This image of W.T. Grant's Department Store came from a pamphlet provided by reader Nancy Stong, compiled upon the death of Mr. William T. Grant. The caption provided on this photo notes, "Mr. Grant invested his life savings of $1000 to open this, his first store. The year: 1906. The city: Lynn, Massachusetts." York County would later be home to several Grant's department stores.
Sharing memories of W.T. Grant department stores
It has been just about two and a half years since I last wrote in detail about the former W.T. Grant department store chain. In the intervening time, I have received MANY letters with memories on that topic, and today I’m excited to share them with you.
First today comes a letter from Sheila Myers, who writes about Grant’s: “My mother was employed at the downtown store for 27 or 28 years, right up to closing day. She was the manager of the Infants and Children’s Department and had generations of customers of the same families. Often we would be out and about and they would come up to her and hug her. She was loved and respected by many.”
Sheila continued, “Also well known to many Yorkers was Wayne Thomas who was their window decorator and a local gospel entertainer. Mr. Nelson, Store Manager, was indeed a strong manager; he knew how to run a retail business. But the most important thing of all was the ‘sisterhood’ that prevailed among the clerks. They were great with customers and helped each other outside the store when needed. These gals were joined at the hip and the camaraderie was never broken. They were great card players (500 to be exact) before work began, on their lunch hour and any time they could find a place to play. I had them at my house periodically.”
She concluded, “There are two known, by me, ladies still living and they are in independent living facilities here in York. There may be others I’m not aware of. I loved that store and the ladies that ran it. I’ve never known of any other ‘sisterhood’ like theirs… Thank you for caring. It was a great store at a wonderful time in our lives.”
I do hope that is still the case, since Sheila’s letter came to me back in 2015 when I most recently wrote about Grant’s!
I also heard from Gussie (Reid) Ritter, who was well-known as a window dresser in the area.
She recalled, “I remember W.T. Grant very well. I have items I bought from there. One W.T. Grant store was in the then-York County Shopping Center, where Ben Franklin craft store later was (now York Marketplace). Then it moved way out on East Market. I still have a W.T. Grant Credit Card.”
Gussie said she worked in that shopping center and remembers many of the stores there!
Another letter came from Diana Chronister, who wrote, “I was… talking to a friend about my first job, which was W.T. Grant. I worked there from June 1973 to September 1975. I worked at the Delco Plaza one. I met my husband there. I worked in the candy department and he worked in the camera department.”
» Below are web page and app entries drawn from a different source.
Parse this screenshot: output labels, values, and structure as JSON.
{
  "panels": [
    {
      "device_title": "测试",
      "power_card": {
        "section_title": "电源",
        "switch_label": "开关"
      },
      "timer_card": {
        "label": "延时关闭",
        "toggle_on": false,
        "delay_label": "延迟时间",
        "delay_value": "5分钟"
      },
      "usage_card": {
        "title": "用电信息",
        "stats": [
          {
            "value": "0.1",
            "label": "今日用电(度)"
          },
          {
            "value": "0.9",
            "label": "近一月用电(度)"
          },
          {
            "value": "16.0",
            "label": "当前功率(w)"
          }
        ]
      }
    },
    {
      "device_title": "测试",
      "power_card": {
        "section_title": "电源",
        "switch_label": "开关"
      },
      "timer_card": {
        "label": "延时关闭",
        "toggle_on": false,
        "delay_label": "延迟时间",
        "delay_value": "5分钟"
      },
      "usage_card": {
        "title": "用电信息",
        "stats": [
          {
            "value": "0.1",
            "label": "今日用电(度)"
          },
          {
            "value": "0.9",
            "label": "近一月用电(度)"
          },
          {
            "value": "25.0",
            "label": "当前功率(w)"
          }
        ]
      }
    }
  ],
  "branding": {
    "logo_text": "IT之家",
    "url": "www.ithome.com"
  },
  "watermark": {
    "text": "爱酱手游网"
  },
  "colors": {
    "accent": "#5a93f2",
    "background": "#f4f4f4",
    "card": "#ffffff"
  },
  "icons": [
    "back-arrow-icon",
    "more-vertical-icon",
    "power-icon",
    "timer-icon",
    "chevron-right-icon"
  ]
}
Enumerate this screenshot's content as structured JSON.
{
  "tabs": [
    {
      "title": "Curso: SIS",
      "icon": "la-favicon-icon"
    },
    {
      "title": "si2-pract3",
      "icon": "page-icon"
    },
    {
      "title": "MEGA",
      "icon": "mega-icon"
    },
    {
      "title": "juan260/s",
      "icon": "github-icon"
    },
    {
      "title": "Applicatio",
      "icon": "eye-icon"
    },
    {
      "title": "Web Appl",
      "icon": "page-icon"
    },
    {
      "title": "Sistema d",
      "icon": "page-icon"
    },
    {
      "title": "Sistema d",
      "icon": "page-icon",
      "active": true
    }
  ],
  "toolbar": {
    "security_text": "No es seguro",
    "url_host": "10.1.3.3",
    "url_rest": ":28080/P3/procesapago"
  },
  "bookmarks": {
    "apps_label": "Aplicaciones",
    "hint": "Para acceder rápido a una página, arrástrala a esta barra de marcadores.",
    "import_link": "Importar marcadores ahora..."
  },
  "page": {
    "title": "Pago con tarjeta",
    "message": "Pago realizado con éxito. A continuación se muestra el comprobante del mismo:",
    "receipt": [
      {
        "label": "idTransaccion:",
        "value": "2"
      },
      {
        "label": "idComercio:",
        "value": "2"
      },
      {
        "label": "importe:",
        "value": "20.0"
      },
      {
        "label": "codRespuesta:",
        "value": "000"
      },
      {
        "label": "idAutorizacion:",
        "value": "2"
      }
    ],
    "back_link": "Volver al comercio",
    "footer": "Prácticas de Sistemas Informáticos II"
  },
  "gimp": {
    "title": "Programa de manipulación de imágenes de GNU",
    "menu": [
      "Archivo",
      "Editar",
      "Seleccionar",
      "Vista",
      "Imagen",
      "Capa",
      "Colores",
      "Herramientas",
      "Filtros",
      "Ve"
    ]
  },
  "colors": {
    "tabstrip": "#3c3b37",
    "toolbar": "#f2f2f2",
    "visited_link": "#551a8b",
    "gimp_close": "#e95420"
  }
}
Diana mentioned that previous columns had included people who recalled having to take a math test to work at Grant’s, but neither she or her husband recalled such a test. She also added that in the ’70s, many stores were not allowed to be open on Sundays; “I remember the Delco store tried it and got a fine,” she noted.
She concluded, “There were three W.T. Grant’s in York – one at Delco Plaza, one at East Market Street… and the last one South Queen Street and Tyler Run Road. Delco Plaza Grant was the last to close in the York area. I had fun thinking about it and remembering back 40-some years ago.”
And finally for today comes a treasure trove of information courtesy of Nancy Stong, who wrote to me on W.T. Grant Company letterhead! Nancy mentioned that in a previous column, I said I did not have a photo of Mr. William T. Grant, the store’s founder and namesake. She was very kind and shared with me a large trifold pamphlet about Mr. Grant, which I believe was created upon his passing in 1972 as the cover includes a large photo and the inscription “William T. Grant, 1876-1972.”
Nancy also wrote, “I was an employee of Grant’s, starting at the age of 16 and worked at stores in Lancaster and York counties for most of the next 25 years.” She said she is about the age of the mother of Rami Norris, who had written with Grant’s memories in a previous column, and like Rami’s mother, Nancy said she also got one question wrong on the math test for employment. “It was: How many sheets of paper in a ream? Not sure if it would ever come up in one’s workday and I’m sure it was covered in school, but it did not come to mind on test day.”
She mentioned she also has Mr. Grant’s autobiography, written in 1954, “Mr. William Grant’s own story of his early days.” That must be very interesting as well!
Nancy, thank you for sharing this great info, and thanks to everyone else who was willing to share their Grant’s memories with us!
Previous posts on this topic
Aug. 8, 2015: Memories from the mailbag: Washington House, Christmas in York, W.T. Grant, butchers and more
July 7, 2015: More memories of the former W.T. Grant stores
April 10, 2013: Ask Joan: The YES! It’s warm! edition
Feb. 25, 2013: Ask Joan: It’s going to be March edition
Oct. 1, 2011: Mail call: Memories of a former window-trimmer for local stores
Have questions or memories to share? Email me at email@example.com or write to Ask Joan, York Daily Record/Sunday News, 1891 Loucks Road, York PA 17408. We cannot accept any phone calls with questions or information.